June 25, 2011
Atlantic Yards Rat-O-Rama
New York Times, In Brooklyn, the Rats Move Out Before the Nets Move In
By Liz Robbins
Residents living in the shadow of the Atlantic Yards arena project in Brooklyn shared horror stories on Thursday evening about cohabiting with rodents, and in the telling the rats seemed to grow to Godzilla-like proportions.
The problem, residents say, has been getting worse in the last several months as the arena for the Nets basketball team, the centerpiece of Atlantic Yards, has been rising. “We don’t have a normal rat problem,” said Karen-Ida Scott, 55, who lives on Dean Street, “we have a rat tsunami.”
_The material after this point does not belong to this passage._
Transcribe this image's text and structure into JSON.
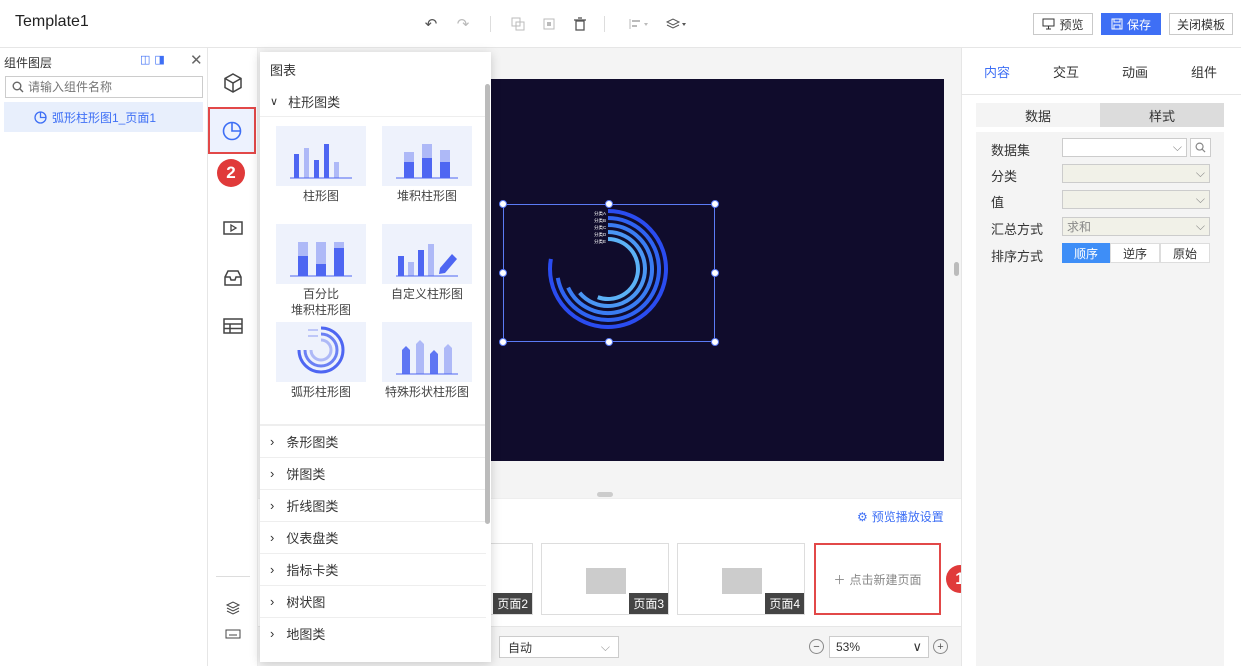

No one from Forest City Ratner, the developer of the project, was there. On Friday, a spokesman for the developer, Joe DePlasco, issued a statement: “We have had a rodent control plan in place for over two years, beginning long before construction started. We are working very closely with Empire State Development and will continue to revisit the program to assess the impact. We will also continue to work with other parties, including the M.T.A., Department of Health and elected officials to address the issue.”
Fort Greene Patch, Blamed on Atlantic Yards construction, rodent sightings are on the rise, residents say.
By Amy Sara Clark
Stirred up by the digging at Atlantic Yards, rats have been a problem mostly for Prospect Heights residents, with the rodents eating through garbage cans and insulation in cars, boring through front doors and even climbing up one woman’s leg as she sat in her backyard, residents said at a meeting between area residents and city officials Thursday night.
“We don’t have a normal rat problem, we have a rat tsunami,” said one Prospect Heights woman. “I can look out in the middle of the day and see my trash cans outside my window overflowing with rats.”
Russian billionaires and bleak buildings aren't the only things the Atlantic Yards project is bringing to Brooklyn: the construction is reportedly stirring up a large rat colony, some of which are "the size of cats." At a recent meeting to address the issue, two Downtown Brooklyn residents said that the rats got into their cars' engine blocks, "leaving behind chicken bones and aluminum foil, all the while chewing on the wires." One neighbor tells City Room, "We don't have a normal rat problem, we have a rat tsunami."
In addition to the normal displacement of rats that occur during such massive construction, the workers on the construction site have "increased the amount of garbage in the area," which in kind brings more rats. A rep for Forest City Ratner, the developer of the Atlantic Yards project, didn't show up to the rat meeting and told the paper that they "have had a rodent control plan in place for over two years," and that they're working on the problem. Maybe they can afford some easy-on-the-eyes Frank Gehry-designed rat traps?
Both Patch and the New York Times covered the meeting on rats last night (my coverage here). Both articles show Forest City Ratner scrambling to address an issue for which they likely have significant but hardly full responsibility.
Posted by steve at June 25, 2011 9:03 PM